### THE TASK
Only the pictures are to be left out; please reproduce everything else in the data exactly.

### EXCERPTED RECORDS
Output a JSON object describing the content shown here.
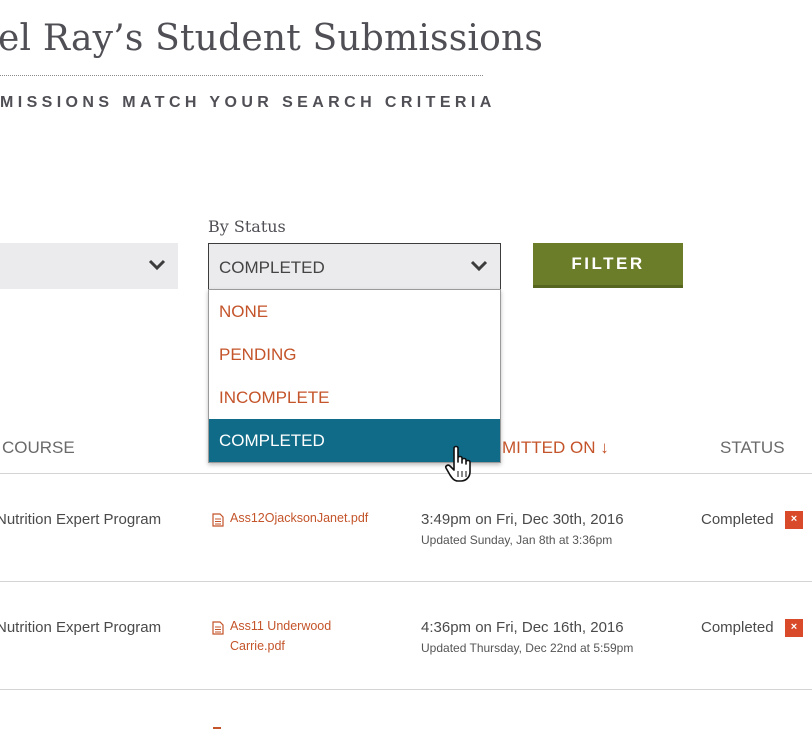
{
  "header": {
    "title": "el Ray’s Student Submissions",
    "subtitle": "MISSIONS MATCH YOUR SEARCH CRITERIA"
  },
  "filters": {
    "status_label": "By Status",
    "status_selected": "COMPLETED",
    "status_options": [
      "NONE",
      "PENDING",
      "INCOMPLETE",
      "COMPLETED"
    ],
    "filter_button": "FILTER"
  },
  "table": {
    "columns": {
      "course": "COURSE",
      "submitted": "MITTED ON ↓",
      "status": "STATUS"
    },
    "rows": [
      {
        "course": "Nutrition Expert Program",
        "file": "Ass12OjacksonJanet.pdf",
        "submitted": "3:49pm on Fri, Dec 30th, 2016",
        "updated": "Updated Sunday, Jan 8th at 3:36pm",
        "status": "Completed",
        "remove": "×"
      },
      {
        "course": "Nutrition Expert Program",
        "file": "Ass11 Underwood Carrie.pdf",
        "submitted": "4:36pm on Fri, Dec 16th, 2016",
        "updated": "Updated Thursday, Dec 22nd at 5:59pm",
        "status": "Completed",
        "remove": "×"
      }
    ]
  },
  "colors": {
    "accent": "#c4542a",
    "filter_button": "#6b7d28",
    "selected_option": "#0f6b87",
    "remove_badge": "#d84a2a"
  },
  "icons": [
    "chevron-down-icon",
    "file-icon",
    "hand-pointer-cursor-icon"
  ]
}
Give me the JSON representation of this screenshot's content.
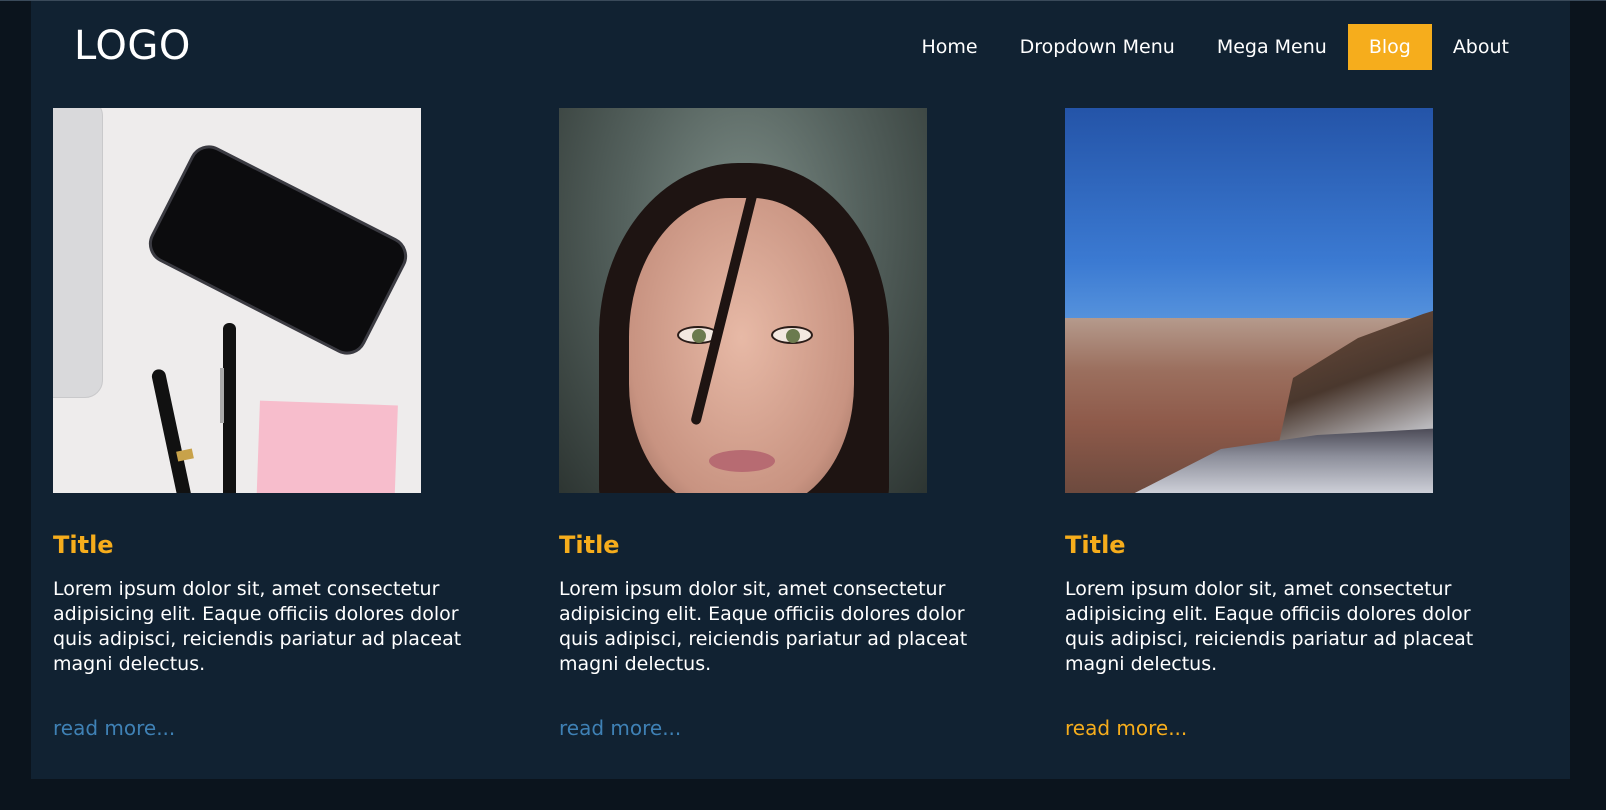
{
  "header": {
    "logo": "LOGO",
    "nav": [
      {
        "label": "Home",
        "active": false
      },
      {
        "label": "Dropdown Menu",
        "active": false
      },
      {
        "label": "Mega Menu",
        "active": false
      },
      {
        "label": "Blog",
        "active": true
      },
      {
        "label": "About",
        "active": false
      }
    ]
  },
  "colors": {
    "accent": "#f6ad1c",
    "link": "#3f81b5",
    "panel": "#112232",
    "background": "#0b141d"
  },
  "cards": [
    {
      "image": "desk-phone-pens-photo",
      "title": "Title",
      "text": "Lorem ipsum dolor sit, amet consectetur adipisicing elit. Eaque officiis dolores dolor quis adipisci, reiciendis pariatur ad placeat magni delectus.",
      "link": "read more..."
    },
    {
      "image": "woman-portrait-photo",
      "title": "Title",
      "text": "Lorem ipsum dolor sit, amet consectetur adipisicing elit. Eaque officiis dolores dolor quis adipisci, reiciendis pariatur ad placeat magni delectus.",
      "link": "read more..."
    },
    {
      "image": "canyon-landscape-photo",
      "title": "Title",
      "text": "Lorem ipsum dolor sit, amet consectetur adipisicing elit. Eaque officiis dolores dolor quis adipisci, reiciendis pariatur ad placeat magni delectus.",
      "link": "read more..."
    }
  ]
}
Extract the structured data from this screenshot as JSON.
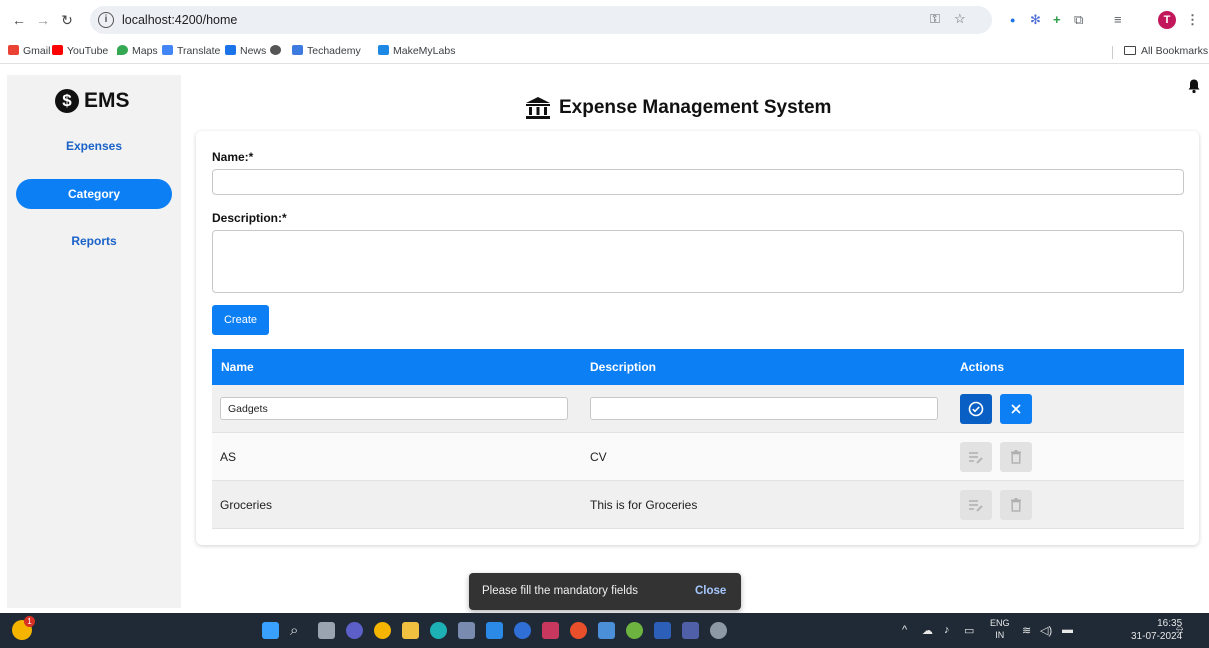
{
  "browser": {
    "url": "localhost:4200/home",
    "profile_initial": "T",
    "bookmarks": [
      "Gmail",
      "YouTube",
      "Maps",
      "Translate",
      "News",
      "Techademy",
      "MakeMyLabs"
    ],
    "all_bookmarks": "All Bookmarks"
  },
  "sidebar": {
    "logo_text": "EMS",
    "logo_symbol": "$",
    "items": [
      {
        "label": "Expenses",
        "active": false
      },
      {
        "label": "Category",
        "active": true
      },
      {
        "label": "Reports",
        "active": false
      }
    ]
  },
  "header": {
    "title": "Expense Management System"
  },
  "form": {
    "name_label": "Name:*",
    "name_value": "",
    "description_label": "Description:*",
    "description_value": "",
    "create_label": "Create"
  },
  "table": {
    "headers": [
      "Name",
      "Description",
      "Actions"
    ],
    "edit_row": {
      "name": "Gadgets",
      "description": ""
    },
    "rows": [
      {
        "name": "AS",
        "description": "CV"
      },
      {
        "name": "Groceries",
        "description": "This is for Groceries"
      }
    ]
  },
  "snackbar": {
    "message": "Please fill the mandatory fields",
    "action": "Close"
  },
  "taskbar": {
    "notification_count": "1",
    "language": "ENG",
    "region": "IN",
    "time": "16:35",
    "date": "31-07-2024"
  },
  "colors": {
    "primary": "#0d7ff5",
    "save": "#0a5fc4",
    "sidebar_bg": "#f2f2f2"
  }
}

### SOLUTION BELOW
Output a JSON object describing the content shown here.
{
  "header": {
    "title": "el Ray’s Student Submissions",
    "subtitle": "MISSIONS MATCH YOUR SEARCH CRITERIA"
  },
  "filters": {
    "status_label": "By Status",
    "status_selected": "COMPLETED",
    "status_options": [
      "NONE",
      "PENDING",
      "INCOMPLETE",
      "COMPLETED"
    ],
    "filter_button": "FILTER"
  },
  "table": {
    "columns": {
      "course": "COURSE",
      "submitted": "MITTED ON ↓",
      "status": "STATUS"
    },
    "rows": [
      {
        "course": "Nutrition Expert Program",
        "file": "Ass12OjacksonJanet.pdf",
        "submitted": "3:49pm on Fri, Dec 30th, 2016",
        "updated": "Updated Sunday, Jan 8th at 3:36pm",
        "status": "Completed",
        "remove": "×"
      },
      {
        "course": "Nutrition Expert Program",
        "file": "Ass11 Underwood Carrie.pdf",
        "submitted": "4:36pm on Fri, Dec 16th, 2016",
        "updated": "Updated Thursday, Dec 22nd at 5:59pm",
        "status": "Completed",
        "remove": "×"
      }
    ]
  },
  "colors": {
    "accent": "#c4542a",
    "filter_button": "#6b7d28",
    "selected_option": "#0f6b87",
    "remove_badge": "#d84a2a"
  },
  "icons": [
    "chevron-down-icon",
    "file-icon",
    "hand-pointer-cursor-icon"
  ]
}
Give me the JSON representation of this screenshot's content.
{
  "header": {
    "logo": "LOGO",
    "nav": [
      {
        "label": "Home",
        "active": false
      },
      {
        "label": "Dropdown Menu",
        "active": false
      },
      {
        "label": "Mega Menu",
        "active": false
      },
      {
        "label": "Blog",
        "active": true
      },
      {
        "label": "About",
        "active": false
      }
    ]
  },
  "colors": {
    "accent": "#f6ad1c",
    "link": "#3f81b5",
    "panel": "#112232",
    "background": "#0b141d"
  },
  "cards": [
    {
      "image": "desk-phone-pens-photo",
      "title": "Title",
      "text": "Lorem ipsum dolor sit, amet consectetur adipisicing elit. Eaque officiis dolores dolor quis adipisci, reiciendis pariatur ad placeat magni delectus.",
      "link": "read more..."
    },
    {
      "image": "woman-portrait-photo",
      "title": "Title",
      "text": "Lorem ipsum dolor sit, amet consectetur adipisicing elit. Eaque officiis dolores dolor quis adipisci, reiciendis pariatur ad placeat magni delectus.",
      "link": "read more..."
    },
    {
      "image": "canyon-landscape-photo",
      "title": "Title",
      "text": "Lorem ipsum dolor sit, amet consectetur adipisicing elit. Eaque officiis dolores dolor quis adipisci, reiciendis pariatur ad placeat magni delectus.",
      "link": "read more..."
    }
  ]
}
Extract the structured data from this screenshot as JSON.
{
  "browser": {
    "url": "localhost:4200/home",
    "profile_initial": "T",
    "bookmarks": [
      "Gmail",
      "YouTube",
      "Maps",
      "Translate",
      "News",
      "Techademy",
      "MakeMyLabs"
    ],
    "all_bookmarks": "All Bookmarks"
  },
  "sidebar": {
    "logo_text": "EMS",
    "logo_symbol": "$",
    "items": [
      {
        "label": "Expenses",
        "active": false
      },
      {
        "label": "Category",
        "active": true
      },
      {
        "label": "Reports",
        "active": false
      }
    ]
  },
  "header": {
    "title": "Expense Management System"
  },
  "form": {
    "name_label": "Name:*",
    "name_value": "",
    "description_label": "Description:*",
    "description_value": "",
    "create_label": "Create"
  },
  "table": {
    "headers": [
      "Name",
      "Description",
      "Actions"
    ],
    "edit_row": {
      "name": "Gadgets",
      "description": ""
    },
    "rows": [
      {
        "name": "AS",
        "description": "CV"
      },
      {
        "name": "Groceries",
        "description": "This is for Groceries"
      }
    ]
  },
  "snackbar": {
    "message": "Please fill the mandatory fields",
    "action": "Close"
  },
  "taskbar": {
    "notification_count": "1",
    "language": "ENG",
    "region": "IN",
    "time": "16:35",
    "date": "31-07-2024"
  },
  "colors": {
    "primary": "#0d7ff5",
    "save": "#0a5fc4",
    "sidebar_bg": "#f2f2f2"
  }
}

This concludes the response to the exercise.